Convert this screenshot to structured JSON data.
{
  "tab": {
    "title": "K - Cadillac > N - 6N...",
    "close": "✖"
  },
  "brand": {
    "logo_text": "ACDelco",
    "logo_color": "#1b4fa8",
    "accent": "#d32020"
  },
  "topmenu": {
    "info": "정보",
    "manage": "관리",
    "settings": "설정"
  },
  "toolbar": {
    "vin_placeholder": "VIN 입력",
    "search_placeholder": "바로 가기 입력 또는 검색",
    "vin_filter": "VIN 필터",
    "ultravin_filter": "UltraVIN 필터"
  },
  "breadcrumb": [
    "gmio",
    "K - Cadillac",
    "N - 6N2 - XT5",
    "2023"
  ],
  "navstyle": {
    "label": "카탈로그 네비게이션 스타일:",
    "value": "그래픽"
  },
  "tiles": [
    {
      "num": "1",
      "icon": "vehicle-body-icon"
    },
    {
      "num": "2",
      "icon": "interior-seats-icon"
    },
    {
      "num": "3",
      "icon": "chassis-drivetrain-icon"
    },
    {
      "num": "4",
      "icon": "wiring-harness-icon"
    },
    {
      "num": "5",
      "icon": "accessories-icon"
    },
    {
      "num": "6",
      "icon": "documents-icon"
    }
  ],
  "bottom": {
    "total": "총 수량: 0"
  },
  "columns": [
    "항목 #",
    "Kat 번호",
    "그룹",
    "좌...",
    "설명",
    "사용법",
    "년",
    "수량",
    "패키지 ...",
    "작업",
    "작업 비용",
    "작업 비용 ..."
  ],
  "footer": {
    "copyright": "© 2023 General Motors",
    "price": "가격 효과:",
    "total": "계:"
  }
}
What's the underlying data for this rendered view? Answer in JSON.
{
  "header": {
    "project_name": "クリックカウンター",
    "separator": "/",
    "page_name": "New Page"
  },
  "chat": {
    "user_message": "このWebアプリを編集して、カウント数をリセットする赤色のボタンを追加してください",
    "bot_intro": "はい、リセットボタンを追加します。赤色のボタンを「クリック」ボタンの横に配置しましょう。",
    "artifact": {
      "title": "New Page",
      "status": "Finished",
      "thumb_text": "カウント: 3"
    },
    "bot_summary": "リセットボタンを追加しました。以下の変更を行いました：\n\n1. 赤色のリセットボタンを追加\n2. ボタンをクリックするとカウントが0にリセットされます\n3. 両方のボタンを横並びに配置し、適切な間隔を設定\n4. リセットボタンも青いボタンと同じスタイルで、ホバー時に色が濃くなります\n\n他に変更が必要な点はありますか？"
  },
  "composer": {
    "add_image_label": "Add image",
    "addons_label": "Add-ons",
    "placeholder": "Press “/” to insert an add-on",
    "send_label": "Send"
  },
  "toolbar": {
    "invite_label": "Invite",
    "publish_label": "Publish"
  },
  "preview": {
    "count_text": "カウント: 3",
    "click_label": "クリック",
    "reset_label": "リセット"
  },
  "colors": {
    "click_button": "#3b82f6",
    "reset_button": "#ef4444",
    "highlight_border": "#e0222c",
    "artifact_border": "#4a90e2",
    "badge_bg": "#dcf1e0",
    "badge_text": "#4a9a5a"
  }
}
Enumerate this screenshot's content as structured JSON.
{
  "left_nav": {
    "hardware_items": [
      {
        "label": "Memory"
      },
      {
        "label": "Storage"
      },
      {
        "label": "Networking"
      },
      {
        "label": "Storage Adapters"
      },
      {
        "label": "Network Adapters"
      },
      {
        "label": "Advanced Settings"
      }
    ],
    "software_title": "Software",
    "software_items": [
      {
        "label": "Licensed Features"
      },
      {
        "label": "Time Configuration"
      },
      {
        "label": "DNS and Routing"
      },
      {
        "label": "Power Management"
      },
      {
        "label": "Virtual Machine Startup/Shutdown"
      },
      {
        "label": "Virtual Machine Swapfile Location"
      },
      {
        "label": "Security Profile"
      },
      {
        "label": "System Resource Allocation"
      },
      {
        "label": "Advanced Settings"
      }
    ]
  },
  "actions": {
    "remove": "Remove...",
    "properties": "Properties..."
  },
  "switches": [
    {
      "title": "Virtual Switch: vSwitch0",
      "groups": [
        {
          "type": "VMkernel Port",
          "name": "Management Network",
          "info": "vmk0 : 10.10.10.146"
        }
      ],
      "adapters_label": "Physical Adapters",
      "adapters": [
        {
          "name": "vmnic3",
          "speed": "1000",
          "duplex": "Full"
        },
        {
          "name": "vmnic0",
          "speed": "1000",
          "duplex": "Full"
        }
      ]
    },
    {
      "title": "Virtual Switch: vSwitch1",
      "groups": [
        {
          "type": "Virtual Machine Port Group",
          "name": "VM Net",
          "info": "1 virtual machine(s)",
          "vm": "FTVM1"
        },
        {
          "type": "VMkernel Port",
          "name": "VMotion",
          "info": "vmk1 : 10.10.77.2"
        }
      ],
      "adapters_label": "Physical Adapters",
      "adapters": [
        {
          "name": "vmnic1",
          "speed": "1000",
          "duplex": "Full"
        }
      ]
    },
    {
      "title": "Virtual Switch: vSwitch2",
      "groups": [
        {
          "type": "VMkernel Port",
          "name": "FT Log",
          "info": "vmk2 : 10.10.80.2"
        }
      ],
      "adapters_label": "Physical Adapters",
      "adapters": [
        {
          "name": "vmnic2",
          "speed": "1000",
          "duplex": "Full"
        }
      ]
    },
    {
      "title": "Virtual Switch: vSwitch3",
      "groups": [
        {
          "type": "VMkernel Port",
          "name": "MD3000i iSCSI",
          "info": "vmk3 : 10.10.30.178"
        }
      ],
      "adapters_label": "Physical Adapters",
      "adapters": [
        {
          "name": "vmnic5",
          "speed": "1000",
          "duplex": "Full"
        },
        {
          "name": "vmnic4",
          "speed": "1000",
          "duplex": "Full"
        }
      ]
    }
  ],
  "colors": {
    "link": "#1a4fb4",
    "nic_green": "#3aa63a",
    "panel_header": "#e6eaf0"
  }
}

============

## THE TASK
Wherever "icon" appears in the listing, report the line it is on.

## YOUR RESPONSE
      "icon": "vehicle-body-icon"
      "icon": "interior-seats-icon"
      "icon": "chassis-drivetrain-icon"
      "icon": "wiring-harness-icon"
      "icon": "accessories-icon"
      "icon": "documents-icon"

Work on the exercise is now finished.